■ ACTION ITEM: Reproduce all of the data that follows, character for character.
-------- MATERIAL FOR THIS TASK
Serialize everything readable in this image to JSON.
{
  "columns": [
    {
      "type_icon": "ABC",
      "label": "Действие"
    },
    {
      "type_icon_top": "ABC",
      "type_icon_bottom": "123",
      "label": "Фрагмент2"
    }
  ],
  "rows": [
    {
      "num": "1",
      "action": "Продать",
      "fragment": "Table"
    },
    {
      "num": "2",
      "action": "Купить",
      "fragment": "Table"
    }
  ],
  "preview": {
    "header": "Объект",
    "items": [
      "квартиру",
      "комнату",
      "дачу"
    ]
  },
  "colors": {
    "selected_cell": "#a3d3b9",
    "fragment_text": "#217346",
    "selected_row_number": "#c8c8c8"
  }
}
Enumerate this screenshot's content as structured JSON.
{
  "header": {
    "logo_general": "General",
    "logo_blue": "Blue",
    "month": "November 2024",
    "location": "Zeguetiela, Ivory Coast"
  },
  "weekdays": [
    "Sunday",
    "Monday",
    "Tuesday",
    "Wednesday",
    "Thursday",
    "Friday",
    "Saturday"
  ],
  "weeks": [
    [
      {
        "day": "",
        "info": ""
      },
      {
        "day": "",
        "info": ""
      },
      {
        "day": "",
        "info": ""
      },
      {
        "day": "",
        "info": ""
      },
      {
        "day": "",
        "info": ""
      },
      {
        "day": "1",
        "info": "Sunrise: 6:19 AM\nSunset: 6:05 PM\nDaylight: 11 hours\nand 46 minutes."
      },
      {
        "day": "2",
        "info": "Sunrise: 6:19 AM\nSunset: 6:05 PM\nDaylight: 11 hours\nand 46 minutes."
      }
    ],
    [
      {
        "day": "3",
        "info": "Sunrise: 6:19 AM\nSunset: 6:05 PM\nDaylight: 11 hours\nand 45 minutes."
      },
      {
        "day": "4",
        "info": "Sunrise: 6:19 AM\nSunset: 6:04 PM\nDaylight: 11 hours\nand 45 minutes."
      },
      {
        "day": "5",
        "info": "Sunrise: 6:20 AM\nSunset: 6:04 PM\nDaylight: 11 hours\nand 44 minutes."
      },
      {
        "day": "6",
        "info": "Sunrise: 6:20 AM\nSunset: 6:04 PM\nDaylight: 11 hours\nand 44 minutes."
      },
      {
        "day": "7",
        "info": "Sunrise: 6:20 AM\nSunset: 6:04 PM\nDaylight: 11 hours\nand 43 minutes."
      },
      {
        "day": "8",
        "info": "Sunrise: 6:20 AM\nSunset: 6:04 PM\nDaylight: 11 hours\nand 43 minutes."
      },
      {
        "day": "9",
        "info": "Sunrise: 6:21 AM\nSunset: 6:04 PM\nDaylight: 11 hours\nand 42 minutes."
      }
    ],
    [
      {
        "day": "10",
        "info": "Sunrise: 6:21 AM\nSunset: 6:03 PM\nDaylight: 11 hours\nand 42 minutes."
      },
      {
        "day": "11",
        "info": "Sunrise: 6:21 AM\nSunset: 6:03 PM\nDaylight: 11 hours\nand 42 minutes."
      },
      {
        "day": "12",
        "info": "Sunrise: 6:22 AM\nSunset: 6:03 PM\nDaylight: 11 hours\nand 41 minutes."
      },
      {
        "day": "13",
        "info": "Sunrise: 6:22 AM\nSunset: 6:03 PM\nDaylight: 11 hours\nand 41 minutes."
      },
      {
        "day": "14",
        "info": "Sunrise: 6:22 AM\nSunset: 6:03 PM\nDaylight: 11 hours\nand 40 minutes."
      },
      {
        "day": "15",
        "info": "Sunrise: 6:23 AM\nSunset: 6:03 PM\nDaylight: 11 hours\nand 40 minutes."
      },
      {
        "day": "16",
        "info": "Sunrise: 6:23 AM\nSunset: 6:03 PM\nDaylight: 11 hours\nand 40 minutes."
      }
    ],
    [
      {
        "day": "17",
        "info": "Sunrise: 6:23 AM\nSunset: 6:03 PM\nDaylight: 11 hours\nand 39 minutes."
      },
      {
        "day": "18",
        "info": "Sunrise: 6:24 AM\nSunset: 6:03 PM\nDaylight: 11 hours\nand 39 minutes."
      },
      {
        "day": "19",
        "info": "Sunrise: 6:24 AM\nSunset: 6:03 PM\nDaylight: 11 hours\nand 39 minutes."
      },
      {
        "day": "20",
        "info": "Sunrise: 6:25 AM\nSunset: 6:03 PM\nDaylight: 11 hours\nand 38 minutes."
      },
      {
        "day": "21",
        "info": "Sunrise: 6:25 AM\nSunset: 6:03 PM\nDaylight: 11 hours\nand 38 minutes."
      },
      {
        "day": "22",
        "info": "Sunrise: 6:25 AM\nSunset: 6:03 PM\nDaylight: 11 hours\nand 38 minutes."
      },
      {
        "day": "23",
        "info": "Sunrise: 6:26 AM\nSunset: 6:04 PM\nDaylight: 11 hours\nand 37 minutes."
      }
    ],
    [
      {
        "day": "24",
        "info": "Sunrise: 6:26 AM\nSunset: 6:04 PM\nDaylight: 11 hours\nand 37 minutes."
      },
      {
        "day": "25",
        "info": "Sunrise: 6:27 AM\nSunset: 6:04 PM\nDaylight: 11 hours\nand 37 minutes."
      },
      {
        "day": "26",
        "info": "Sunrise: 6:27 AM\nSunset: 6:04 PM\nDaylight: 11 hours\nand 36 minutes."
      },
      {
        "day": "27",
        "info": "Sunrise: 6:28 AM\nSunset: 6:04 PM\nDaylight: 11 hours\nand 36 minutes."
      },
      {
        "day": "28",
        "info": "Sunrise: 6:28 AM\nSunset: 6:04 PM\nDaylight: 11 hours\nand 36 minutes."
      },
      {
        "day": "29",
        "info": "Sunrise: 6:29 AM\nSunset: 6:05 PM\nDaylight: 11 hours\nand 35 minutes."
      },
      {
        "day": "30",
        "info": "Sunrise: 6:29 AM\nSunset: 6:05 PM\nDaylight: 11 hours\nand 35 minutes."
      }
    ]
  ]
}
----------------
■ SOLUTION FOR THIS EXERCISE:
Serialize everything readable in this image to JSON.
{
  "columns": [
    {
      "type_icon": "ABC",
      "label": "Действие"
    },
    {
      "type_icon_top": "ABC",
      "type_icon_bottom": "123",
      "label": "Фрагмент2"
    }
  ],
  "rows": [
    {
      "num": "1",
      "action": "Продать",
      "fragment": "Table"
    },
    {
      "num": "2",
      "action": "Купить",
      "fragment": "Table"
    }
  ],
  "preview": {
    "header": "Объект",
    "items": [
      "квартиру",
      "комнату",
      "дачу"
    ]
  },
  "colors": {
    "selected_cell": "#a3d3b9",
    "fragment_text": "#217346",
    "selected_row_number": "#c8c8c8"
  }
}
Enumerate this screenshot's content as structured JSON.
{
  "header": {
    "logo_general": "General",
    "logo_blue": "Blue",
    "month": "November 2024",
    "location": "Zeguetiela, Ivory Coast"
  },
  "weekdays": [
    "Sunday",
    "Monday",
    "Tuesday",
    "Wednesday",
    "Thursday",
    "Friday",
    "Saturday"
  ],
  "weeks": [
    [
      {
        "day": "",
        "info": ""
      },
      {
        "day": "",
        "info": ""
      },
      {
        "day": "",
        "info": ""
      },
      {
        "day": "",
        "info": ""
      },
      {
        "day": "",
        "info": ""
      },
      {
        "day": "1",
        "info": "Sunrise: 6:19 AM\nSunset: 6:05 PM\nDaylight: 11 hours\nand 46 minutes."
      },
      {
        "day": "2",
        "info": "Sunrise: 6:19 AM\nSunset: 6:05 PM\nDaylight: 11 hours\nand 46 minutes."
      }
    ],
    [
      {
        "day": "3",
        "info": "Sunrise: 6:19 AM\nSunset: 6:05 PM\nDaylight: 11 hours\nand 45 minutes."
      },
      {
        "day": "4",
        "info": "Sunrise: 6:19 AM\nSunset: 6:04 PM\nDaylight: 11 hours\nand 45 minutes."
      },
      {
        "day": "5",
        "info": "Sunrise: 6:20 AM\nSunset: 6:04 PM\nDaylight: 11 hours\nand 44 minutes."
      },
      {
        "day": "6",
        "info": "Sunrise: 6:20 AM\nSunset: 6:04 PM\nDaylight: 11 hours\nand 44 minutes."
      },
      {
        "day": "7",
        "info": "Sunrise: 6:20 AM\nSunset: 6:04 PM\nDaylight: 11 hours\nand 43 minutes."
      },
      {
        "day": "8",
        "info": "Sunrise: 6:20 AM\nSunset: 6:04 PM\nDaylight: 11 hours\nand 43 minutes."
      },
      {
        "day": "9",
        "info": "Sunrise: 6:21 AM\nSunset: 6:04 PM\nDaylight: 11 hours\nand 42 minutes."
      }
    ],
    [
      {
        "day": "10",
        "info": "Sunrise: 6:21 AM\nSunset: 6:03 PM\nDaylight: 11 hours\nand 42 minutes."
      },
      {
        "day": "11",
        "info": "Sunrise: 6:21 AM\nSunset: 6:03 PM\nDaylight: 11 hours\nand 42 minutes."
      },
      {
        "day": "12",
        "info": "Sunrise: 6:22 AM\nSunset: 6:03 PM\nDaylight: 11 hours\nand 41 minutes."
      },
      {
        "day": "13",
        "info": "Sunrise: 6:22 AM\nSunset: 6:03 PM\nDaylight: 11 hours\nand 41 minutes."
      },
      {
        "day": "14",
        "info": "Sunrise: 6:22 AM\nSunset: 6:03 PM\nDaylight: 11 hours\nand 40 minutes."
      },
      {
        "day": "15",
        "info": "Sunrise: 6:23 AM\nSunset: 6:03 PM\nDaylight: 11 hours\nand 40 minutes."
      },
      {
        "day": "16",
        "info": "Sunrise: 6:23 AM\nSunset: 6:03 PM\nDaylight: 11 hours\nand 40 minutes."
      }
    ],
    [
      {
        "day": "17",
        "info": "Sunrise: 6:23 AM\nSunset: 6:03 PM\nDaylight: 11 hours\nand 39 minutes."
      },
      {
        "day": "18",
        "info": "Sunrise: 6:24 AM\nSunset: 6:03 PM\nDaylight: 11 hours\nand 39 minutes."
      },
      {
        "day": "19",
        "info": "Sunrise: 6:24 AM\nSunset: 6:03 PM\nDaylight: 11 hours\nand 39 minutes."
      },
      {
        "day": "20",
        "info": "Sunrise: 6:25 AM\nSunset: 6:03 PM\nDaylight: 11 hours\nand 38 minutes."
      },
      {
        "day": "21",
        "info": "Sunrise: 6:25 AM\nSunset: 6:03 PM\nDaylight: 11 hours\nand 38 minutes."
      },
      {
        "day": "22",
        "info": "Sunrise: 6:25 AM\nSunset: 6:03 PM\nDaylight: 11 hours\nand 38 minutes."
      },
      {
        "day": "23",
        "info": "Sunrise: 6:26 AM\nSunset: 6:04 PM\nDaylight: 11 hours\nand 37 minutes."
      }
    ],
    [
      {
        "day": "24",
        "info": "Sunrise: 6:26 AM\nSunset: 6:04 PM\nDaylight: 11 hours\nand 37 minutes."
      },
      {
        "day": "25",
        "info": "Sunrise: 6:27 AM\nSunset: 6:04 PM\nDaylight: 11 hours\nand 37 minutes."
      },
      {
        "day": "26",
        "info": "Sunrise: 6:27 AM\nSunset: 6:04 PM\nDaylight: 11 hours\nand 36 minutes."
      },
      {
        "day": "27",
        "info": "Sunrise: 6:28 AM\nSunset: 6:04 PM\nDaylight: 11 hours\nand 36 minutes."
      },
      {
        "day": "28",
        "info": "Sunrise: 6:28 AM\nSunset: 6:04 PM\nDaylight: 11 hours\nand 36 minutes."
      },
      {
        "day": "29",
        "info": "Sunrise: 6:29 AM\nSunset: 6:05 PM\nDaylight: 11 hours\nand 35 minutes."
      },
      {
        "day": "30",
        "info": "Sunrise: 6:29 AM\nSunset: 6:05 PM\nDaylight: 11 hours\nand 35 minutes."
      }
    ]
  ]
}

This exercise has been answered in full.